SUPPLIED RECORDS:
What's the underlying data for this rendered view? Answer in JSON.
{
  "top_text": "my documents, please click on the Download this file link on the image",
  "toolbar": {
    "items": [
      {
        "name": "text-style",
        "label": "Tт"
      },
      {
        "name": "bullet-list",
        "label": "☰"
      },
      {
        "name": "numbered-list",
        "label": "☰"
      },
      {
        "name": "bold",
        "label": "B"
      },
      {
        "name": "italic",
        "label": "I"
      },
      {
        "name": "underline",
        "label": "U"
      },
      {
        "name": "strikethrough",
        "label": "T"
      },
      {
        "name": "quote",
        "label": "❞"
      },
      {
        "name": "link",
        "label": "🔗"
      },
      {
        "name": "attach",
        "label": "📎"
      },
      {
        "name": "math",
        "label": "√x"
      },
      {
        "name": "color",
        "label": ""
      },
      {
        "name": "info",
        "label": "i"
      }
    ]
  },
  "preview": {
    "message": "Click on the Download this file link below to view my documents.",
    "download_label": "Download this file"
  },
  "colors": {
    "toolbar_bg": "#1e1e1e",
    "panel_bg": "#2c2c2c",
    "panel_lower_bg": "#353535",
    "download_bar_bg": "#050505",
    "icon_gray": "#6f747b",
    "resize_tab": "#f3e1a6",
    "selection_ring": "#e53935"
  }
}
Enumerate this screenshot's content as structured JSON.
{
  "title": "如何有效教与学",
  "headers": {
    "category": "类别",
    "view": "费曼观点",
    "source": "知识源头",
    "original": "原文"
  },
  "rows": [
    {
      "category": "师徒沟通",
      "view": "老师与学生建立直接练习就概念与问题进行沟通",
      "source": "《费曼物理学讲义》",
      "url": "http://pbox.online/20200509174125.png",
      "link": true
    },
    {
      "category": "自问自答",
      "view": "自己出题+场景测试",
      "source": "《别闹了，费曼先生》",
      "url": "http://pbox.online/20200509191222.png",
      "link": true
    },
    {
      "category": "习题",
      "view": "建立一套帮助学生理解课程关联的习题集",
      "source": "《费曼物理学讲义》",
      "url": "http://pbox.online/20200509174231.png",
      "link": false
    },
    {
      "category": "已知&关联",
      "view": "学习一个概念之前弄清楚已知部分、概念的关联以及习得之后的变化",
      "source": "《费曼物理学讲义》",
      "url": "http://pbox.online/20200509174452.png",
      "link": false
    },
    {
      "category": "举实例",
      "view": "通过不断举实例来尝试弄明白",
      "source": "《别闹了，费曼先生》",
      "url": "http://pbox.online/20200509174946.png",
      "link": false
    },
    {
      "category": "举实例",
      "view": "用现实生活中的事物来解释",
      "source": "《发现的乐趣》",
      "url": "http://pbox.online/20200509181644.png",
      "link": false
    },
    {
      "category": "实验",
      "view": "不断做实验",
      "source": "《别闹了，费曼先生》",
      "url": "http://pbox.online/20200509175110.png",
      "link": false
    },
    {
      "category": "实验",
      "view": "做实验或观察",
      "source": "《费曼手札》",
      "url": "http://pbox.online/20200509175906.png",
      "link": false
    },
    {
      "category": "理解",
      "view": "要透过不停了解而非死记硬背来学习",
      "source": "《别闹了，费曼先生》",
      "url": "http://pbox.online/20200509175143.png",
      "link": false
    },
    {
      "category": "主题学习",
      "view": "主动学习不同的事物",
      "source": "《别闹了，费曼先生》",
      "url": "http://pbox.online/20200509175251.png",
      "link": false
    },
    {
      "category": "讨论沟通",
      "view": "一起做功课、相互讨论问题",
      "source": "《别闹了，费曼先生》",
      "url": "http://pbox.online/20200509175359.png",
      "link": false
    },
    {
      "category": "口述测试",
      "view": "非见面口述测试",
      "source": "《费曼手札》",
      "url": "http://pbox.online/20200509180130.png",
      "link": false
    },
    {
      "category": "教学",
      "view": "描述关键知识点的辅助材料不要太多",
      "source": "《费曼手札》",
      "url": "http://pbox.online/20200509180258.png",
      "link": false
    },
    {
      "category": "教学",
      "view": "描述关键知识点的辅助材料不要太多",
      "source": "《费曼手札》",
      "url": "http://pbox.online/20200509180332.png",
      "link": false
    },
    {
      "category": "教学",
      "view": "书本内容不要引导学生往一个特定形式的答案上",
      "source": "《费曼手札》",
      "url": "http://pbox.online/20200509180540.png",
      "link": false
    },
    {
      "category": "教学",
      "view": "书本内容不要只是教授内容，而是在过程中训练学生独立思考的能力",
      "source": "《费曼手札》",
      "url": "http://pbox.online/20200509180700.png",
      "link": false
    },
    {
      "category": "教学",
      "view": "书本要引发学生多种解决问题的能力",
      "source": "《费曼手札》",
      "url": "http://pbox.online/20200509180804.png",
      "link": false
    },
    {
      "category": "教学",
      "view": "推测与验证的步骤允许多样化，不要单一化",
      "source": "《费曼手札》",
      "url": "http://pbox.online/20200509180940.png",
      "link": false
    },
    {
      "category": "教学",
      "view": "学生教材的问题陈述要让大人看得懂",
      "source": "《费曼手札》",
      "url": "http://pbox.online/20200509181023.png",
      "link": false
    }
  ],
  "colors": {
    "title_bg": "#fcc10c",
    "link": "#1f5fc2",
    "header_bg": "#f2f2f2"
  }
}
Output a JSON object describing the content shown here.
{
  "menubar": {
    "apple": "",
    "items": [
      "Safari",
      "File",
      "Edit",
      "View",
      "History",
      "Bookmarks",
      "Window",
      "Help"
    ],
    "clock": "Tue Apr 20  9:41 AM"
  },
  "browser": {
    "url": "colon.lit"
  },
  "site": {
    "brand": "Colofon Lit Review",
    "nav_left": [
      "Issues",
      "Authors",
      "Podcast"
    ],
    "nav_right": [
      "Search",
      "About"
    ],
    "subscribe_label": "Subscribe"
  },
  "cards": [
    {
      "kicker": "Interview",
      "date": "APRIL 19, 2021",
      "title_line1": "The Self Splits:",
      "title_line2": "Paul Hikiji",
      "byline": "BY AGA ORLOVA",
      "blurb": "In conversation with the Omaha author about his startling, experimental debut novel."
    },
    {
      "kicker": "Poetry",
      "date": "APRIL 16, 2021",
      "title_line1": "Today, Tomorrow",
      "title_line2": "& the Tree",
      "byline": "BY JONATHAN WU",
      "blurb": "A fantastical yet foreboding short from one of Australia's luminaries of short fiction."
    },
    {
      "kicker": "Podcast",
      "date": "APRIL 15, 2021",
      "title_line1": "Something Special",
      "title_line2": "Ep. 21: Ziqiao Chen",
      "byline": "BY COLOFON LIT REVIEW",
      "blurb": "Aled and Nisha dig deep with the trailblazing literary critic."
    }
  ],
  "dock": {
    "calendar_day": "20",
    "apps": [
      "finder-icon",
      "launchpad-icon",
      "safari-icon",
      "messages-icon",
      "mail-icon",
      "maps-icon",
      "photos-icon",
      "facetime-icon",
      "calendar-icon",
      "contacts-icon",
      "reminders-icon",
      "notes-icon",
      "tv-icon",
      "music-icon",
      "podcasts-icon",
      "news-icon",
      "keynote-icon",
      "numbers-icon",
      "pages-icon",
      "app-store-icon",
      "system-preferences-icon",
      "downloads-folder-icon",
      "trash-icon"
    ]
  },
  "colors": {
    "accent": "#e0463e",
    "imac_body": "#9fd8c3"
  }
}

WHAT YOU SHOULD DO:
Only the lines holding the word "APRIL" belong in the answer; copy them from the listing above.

SOLUTION TO THE PROBLEM:
      "date": "APRIL 19, 2021",
      "date": "APRIL 16, 2021",
      "date": "APRIL 15, 2021",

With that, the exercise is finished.